Wash your hands often with soap and water for at least 20 seconds, especially after going to the bathroom, before eating, and after blowing your nose, coughing or sneezing.
What to do if you're sick:
Call head if you're planning to visit your doctor:
If you have a medical appointment, call the health care provider and tell them that you have or may have COVID-19. This will help the health care provider's office take steps to keep other people from getting infected or exposed.
Stay home unless you must see a doctor:
Stay home: People who are mildly ill with COVID-19 are able to isolate at home during their illness. You should restrict activities outside your home, except for getting medical care.
Avoid public areas: Do not go to work, school, or public areas.
Avoid public transportation: Avoid using public transportation, ride-sharing or taxis.
Separate yourself from other people and animals in your home:
Stay away from others: As much as possible, you should stay in a specific room and away from other people in your home. Also, you should use a separate bathroom, if available.
Limit contact with pets and animals: You should restrict contact with pets and other animals while you are sick with COVID-19, just as you would around other people.
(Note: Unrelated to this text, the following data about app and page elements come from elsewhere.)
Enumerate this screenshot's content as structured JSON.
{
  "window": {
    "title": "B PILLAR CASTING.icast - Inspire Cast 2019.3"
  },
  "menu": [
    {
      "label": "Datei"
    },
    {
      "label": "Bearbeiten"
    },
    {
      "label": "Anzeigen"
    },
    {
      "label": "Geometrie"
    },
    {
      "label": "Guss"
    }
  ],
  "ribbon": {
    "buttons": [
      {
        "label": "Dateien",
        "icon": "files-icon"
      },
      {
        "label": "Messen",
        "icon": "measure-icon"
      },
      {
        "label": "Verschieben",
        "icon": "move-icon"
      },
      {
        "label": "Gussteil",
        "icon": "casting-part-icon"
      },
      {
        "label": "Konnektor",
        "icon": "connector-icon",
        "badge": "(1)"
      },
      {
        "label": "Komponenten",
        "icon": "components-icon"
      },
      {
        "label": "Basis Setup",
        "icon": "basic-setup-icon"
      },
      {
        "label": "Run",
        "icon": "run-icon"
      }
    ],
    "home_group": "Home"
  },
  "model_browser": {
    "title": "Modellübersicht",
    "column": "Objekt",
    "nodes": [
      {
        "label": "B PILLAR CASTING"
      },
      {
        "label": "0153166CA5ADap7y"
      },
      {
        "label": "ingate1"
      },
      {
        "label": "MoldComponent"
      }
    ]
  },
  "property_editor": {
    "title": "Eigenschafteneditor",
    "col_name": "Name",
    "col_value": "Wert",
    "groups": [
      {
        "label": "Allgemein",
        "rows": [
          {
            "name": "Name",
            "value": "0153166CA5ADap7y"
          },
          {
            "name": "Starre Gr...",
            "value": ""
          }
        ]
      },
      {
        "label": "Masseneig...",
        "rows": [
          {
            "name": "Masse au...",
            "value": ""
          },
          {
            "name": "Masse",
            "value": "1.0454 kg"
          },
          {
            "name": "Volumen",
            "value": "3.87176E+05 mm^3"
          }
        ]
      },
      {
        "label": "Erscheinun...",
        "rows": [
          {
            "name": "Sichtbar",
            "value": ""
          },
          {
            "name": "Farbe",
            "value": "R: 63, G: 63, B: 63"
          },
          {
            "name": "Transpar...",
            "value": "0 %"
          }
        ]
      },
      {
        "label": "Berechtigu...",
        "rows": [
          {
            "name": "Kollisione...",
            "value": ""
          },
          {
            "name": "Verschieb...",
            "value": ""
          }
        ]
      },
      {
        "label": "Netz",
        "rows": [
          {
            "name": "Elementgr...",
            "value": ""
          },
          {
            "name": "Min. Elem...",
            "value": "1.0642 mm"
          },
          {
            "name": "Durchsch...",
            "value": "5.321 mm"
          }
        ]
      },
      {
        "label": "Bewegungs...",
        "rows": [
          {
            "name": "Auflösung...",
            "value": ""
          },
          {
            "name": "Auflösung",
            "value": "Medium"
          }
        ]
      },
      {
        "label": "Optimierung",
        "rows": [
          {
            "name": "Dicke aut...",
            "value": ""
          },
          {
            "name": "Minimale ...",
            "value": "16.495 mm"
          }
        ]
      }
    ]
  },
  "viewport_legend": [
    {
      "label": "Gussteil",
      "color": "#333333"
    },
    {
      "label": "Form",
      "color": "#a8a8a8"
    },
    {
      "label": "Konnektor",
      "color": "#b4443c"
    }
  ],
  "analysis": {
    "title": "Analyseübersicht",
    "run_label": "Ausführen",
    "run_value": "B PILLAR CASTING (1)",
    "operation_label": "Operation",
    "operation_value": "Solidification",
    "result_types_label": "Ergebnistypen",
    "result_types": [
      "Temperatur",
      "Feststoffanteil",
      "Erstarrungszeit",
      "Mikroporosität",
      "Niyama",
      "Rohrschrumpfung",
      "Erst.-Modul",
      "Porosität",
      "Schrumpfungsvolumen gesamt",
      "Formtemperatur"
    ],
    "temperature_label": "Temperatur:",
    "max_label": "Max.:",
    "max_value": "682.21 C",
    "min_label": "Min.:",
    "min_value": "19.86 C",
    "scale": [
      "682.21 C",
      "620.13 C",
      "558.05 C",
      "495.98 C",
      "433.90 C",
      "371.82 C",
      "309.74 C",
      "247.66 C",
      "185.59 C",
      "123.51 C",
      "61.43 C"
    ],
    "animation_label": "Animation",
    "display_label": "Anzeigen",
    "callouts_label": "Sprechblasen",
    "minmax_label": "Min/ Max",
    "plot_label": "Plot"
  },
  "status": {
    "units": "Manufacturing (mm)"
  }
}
Although there have not been reports of pets or other animals becoming sick with COVID-19, it is still recommended that people sick with COVID-19 limit contact with animals until more information is known about the virus.
When possible, have another member of your household care for your animals while you are sick. If you are sick with COVID-19, avoid contact with your pet, including petting, snuggling, being kissed or licked and sharing food. If you must care for your pet or be around animals while you are sick, wash your hands before and after you interact with pets and wear a face mask. See COVID-19 and Animals for more information.
Avoid sharing personal household items:
Do not share: You should not share dishes, drinking glasses, cups, eating utensils, towels, or bedding with other people or pets in your home.
Wash thoroughly after use: After using these items, they should be washed thoroughly with soap and water.
CDC recommends wearing cloth face coverings in public settings where other social distancing measures are difficult to maintain (e.g., grocery stores and pharmacies), especially in areas of significant community-based transmission. CDC also advises the use of simple cloth face coverings to slow the spread of the virus and help people who may have the virus and do not know it from transmitting it to others. Cloth face coverings fashioned from household items or made at home from common materials at low cost can be used as an additional, voluntary public health measure.
Cloth face coverings should not be placed on young children under age 2, anyone who has trouble breathing, or is unconscious, incapacitated or otherwise unable to remove the mask without assistance.
The cloth face coverings recommended are not surgical masks or N-95 respirators. Those are critical supplies that must continue to be reserved for healthcare workers and other medical first responders, as recommended by current CDC guidance.
To donate personal protective equipment (PPE), email PPE.email@example.com. For health questions about COVID-19, call the state coronavirus hotline at 800-889-3931 or email firstname.lastname@example.org.